      A thought example: imagine a fully free society where some curmudgeonly person in a rural area has p**sed off all their neighbors without archating against them -- they person has used their freedom of speech rudely, been unkind, been unhelpful when asked to do the sort of small favors that good neighbors happily do in the expectation that they might need reciprocation someday. Imagine the rude person has twenty, or forty, or eighty neighbors owning the roads around their large farm. One by one the neighbors withdraw consent for the asocial person to cross their section of the road. Finally the last person who tolerated the asocial behavior withdraws consent, too.

      Who is going to be required to offer access, since the ownership of the surrounding roads is diffused?
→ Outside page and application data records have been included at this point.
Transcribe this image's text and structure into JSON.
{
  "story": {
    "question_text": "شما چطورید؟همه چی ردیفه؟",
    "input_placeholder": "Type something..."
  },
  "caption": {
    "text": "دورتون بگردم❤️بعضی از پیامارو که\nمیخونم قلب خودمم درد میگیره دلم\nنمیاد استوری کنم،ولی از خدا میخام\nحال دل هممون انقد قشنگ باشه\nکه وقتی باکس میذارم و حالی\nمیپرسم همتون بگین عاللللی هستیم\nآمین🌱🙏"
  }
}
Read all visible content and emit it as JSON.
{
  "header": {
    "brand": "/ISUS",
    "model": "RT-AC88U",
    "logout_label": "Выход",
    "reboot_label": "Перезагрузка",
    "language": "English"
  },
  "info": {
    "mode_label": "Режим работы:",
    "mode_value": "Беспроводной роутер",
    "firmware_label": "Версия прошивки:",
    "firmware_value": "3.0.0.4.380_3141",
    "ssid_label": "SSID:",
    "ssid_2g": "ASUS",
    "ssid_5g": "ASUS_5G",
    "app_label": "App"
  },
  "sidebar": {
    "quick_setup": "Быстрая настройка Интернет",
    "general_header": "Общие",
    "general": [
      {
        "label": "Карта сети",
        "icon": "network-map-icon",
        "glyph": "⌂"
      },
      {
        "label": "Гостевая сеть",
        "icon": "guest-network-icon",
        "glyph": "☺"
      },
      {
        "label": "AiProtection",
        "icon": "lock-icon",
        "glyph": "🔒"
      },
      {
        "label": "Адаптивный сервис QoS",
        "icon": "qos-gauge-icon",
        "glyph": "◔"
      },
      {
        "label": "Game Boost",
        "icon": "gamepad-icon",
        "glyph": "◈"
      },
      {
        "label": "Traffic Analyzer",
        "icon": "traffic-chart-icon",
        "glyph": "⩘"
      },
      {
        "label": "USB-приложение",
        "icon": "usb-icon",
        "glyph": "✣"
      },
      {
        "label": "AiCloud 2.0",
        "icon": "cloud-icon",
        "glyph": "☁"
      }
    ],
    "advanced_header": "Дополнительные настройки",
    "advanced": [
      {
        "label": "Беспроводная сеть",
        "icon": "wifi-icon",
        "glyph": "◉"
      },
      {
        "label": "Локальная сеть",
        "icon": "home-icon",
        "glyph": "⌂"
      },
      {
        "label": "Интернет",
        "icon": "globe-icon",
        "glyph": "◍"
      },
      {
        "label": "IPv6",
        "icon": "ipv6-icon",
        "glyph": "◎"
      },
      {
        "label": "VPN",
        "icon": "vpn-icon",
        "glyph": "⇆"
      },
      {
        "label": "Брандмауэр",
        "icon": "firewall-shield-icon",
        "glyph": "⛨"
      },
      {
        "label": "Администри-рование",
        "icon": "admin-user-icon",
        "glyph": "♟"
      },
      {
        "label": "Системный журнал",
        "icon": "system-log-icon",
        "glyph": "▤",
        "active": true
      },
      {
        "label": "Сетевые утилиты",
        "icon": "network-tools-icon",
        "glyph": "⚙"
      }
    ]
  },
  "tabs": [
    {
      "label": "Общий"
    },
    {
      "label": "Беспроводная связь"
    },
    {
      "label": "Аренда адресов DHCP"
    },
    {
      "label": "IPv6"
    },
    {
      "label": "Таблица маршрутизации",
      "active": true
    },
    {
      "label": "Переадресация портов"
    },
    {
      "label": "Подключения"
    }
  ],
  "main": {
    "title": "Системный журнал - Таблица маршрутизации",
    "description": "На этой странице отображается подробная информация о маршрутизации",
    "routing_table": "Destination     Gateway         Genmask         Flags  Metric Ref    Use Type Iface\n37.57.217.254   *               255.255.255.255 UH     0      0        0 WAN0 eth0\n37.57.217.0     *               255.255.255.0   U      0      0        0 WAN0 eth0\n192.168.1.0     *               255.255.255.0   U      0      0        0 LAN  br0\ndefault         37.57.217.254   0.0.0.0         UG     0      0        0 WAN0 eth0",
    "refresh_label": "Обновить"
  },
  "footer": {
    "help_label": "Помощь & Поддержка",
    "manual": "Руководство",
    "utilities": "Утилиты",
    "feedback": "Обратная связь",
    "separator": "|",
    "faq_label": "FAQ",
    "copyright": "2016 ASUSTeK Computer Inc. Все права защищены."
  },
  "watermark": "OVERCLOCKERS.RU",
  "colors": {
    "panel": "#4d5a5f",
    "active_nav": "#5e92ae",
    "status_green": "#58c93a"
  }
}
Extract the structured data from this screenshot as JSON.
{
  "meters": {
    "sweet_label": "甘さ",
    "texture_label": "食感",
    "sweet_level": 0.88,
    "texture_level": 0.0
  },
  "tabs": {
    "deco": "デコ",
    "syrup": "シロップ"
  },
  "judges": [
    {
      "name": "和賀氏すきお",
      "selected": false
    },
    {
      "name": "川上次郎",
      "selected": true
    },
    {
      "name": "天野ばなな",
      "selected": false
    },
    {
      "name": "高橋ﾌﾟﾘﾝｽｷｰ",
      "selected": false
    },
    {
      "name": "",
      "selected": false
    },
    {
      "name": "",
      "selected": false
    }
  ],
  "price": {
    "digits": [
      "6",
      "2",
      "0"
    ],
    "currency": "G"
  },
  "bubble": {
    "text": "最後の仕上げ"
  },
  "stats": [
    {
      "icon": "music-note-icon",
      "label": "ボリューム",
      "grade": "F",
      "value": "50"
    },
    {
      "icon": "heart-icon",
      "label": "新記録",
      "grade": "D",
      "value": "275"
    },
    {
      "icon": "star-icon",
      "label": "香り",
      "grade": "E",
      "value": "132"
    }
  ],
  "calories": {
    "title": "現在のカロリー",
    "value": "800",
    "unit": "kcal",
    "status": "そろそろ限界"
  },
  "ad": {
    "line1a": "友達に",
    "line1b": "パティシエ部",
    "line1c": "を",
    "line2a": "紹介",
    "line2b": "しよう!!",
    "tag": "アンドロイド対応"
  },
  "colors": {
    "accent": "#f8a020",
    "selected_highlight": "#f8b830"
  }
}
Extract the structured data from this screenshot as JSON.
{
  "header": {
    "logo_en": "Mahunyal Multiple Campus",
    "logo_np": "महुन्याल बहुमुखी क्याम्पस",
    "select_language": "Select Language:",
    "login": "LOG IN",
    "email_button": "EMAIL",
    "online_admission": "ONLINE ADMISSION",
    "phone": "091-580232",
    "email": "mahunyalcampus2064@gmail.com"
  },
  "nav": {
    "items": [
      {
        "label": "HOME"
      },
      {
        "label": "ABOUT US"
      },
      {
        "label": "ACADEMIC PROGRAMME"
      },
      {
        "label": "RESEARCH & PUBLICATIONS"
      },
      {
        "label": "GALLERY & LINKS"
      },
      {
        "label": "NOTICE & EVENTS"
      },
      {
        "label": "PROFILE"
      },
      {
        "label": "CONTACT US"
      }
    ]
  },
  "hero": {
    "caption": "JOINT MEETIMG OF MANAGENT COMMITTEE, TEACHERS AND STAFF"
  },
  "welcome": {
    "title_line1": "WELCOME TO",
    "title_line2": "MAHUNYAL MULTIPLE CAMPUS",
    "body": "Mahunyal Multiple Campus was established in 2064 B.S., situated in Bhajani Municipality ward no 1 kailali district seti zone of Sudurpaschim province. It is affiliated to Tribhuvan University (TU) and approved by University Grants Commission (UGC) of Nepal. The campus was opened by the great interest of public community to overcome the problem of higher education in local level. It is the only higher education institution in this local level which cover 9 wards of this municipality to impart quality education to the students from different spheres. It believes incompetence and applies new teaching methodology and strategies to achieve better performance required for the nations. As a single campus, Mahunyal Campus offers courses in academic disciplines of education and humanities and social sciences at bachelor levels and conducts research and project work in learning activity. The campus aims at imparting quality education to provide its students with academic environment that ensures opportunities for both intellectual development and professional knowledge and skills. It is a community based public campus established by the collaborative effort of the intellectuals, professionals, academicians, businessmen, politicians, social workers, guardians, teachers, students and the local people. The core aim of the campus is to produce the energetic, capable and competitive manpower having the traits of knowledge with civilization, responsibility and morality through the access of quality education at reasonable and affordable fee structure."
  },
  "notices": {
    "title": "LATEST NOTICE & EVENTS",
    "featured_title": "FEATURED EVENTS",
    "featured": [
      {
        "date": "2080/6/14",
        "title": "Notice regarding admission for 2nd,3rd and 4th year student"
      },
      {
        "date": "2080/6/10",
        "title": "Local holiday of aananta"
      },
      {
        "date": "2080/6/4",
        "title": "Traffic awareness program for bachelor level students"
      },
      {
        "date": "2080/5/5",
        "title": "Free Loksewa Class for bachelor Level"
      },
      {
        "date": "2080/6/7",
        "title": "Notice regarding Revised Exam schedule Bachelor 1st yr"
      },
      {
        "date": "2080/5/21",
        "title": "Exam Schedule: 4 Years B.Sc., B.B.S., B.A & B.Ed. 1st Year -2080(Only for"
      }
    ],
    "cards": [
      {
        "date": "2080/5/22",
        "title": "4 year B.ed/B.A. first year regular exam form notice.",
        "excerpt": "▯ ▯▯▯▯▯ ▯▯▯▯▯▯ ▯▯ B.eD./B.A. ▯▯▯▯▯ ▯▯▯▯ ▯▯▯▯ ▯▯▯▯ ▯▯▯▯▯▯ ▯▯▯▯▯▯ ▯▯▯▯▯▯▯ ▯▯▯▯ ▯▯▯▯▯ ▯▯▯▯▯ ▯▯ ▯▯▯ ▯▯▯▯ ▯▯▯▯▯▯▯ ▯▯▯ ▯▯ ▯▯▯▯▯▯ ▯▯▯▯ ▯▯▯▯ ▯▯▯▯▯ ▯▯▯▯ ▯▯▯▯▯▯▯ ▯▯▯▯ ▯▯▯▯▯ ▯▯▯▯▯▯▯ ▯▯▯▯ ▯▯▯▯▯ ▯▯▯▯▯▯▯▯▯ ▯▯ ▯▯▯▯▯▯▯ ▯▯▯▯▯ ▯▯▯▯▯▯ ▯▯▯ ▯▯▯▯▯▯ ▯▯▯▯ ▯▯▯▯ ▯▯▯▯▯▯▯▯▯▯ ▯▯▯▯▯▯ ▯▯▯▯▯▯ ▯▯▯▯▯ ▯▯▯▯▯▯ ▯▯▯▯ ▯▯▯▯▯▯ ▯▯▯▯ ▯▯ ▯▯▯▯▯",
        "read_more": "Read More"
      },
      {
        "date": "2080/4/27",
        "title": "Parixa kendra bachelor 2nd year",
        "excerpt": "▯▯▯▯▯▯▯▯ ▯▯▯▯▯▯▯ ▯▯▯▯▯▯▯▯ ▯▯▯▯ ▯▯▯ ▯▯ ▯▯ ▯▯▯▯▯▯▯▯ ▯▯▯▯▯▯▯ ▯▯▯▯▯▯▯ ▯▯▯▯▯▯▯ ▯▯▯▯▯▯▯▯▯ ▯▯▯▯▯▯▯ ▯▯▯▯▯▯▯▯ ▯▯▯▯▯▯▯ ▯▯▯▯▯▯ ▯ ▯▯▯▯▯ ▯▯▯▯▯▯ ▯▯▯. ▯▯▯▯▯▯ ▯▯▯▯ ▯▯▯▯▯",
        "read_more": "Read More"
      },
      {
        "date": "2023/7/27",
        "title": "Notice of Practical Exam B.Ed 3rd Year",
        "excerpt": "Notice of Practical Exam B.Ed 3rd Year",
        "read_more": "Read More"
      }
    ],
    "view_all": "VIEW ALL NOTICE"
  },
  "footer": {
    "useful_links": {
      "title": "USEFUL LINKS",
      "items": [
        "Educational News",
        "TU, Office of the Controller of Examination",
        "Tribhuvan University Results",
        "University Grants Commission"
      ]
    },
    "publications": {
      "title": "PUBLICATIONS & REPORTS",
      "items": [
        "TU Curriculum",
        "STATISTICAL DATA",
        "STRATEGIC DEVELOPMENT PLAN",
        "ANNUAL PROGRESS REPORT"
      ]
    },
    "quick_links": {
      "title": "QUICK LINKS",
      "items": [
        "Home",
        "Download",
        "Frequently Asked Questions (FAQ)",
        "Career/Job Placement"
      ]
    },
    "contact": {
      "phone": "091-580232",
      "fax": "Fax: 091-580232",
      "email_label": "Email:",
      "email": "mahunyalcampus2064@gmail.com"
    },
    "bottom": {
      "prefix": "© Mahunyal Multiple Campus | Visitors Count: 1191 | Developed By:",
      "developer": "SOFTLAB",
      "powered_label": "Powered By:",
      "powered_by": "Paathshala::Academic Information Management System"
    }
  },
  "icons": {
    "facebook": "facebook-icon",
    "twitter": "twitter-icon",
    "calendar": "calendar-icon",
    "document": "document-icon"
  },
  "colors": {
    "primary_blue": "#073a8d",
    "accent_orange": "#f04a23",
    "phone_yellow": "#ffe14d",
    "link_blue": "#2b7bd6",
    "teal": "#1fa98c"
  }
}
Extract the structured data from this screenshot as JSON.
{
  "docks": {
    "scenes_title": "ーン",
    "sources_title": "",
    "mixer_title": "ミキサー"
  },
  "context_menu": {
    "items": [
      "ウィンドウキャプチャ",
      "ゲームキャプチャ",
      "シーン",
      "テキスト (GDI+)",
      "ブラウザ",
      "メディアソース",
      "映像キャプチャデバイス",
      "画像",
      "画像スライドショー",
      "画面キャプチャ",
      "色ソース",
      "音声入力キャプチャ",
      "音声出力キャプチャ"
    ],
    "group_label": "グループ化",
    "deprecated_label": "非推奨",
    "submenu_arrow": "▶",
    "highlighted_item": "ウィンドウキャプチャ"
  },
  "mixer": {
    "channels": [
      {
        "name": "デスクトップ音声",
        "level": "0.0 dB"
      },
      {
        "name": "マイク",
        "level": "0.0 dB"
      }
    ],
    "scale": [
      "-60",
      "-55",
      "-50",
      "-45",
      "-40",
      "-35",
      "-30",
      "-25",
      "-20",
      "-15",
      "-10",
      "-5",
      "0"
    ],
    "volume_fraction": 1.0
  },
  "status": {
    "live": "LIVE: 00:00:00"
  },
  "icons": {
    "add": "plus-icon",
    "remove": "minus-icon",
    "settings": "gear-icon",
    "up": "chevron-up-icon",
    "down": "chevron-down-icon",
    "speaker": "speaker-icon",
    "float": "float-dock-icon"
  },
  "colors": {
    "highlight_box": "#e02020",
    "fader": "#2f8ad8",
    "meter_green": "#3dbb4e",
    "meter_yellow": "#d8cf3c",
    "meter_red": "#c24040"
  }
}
Who would do the requiring, since pretty much everyone is united against this person and nobody wants to be the one person who has to grant this seemingly small favor with no expectation of gratitude or reciprocation?

  2. This is well covered in Real Estate law. Look up "easments".

    1. Yes, well, I'm not talking about "law". I'm talking about how these things would work in a free society, not in our current police state.

    2. If the free society you envision would wipe out all property law, including those of easements, it wouldn't qualify as a free society by any stretch of imagination.

      This whole line of thought is in error, just like the ridiculous "evictionism" line of thought promulgated by the idiot egghead Walter Block. It is based on some idea of what might be, ignoring the reality of what obviously exists.

      Nobody in his right mind would buy property without any right of access, which is what an easement is. Property that is isolated is worthless, and would probably never be sold in the first place, because it couldn't be accessed for a showing.

    3. I have no problem with voluntarily entered contracts and agreements which follow the form of current easement laws, but "laws" are imposed and enforced by the State, and as such are never legitimate.

      And, I agree there would be no sense in buying property which had no easement agreement-- this is just a mental exercise of "what if", not a reflection of reality. It's like the "trolley problem" that people like to think about.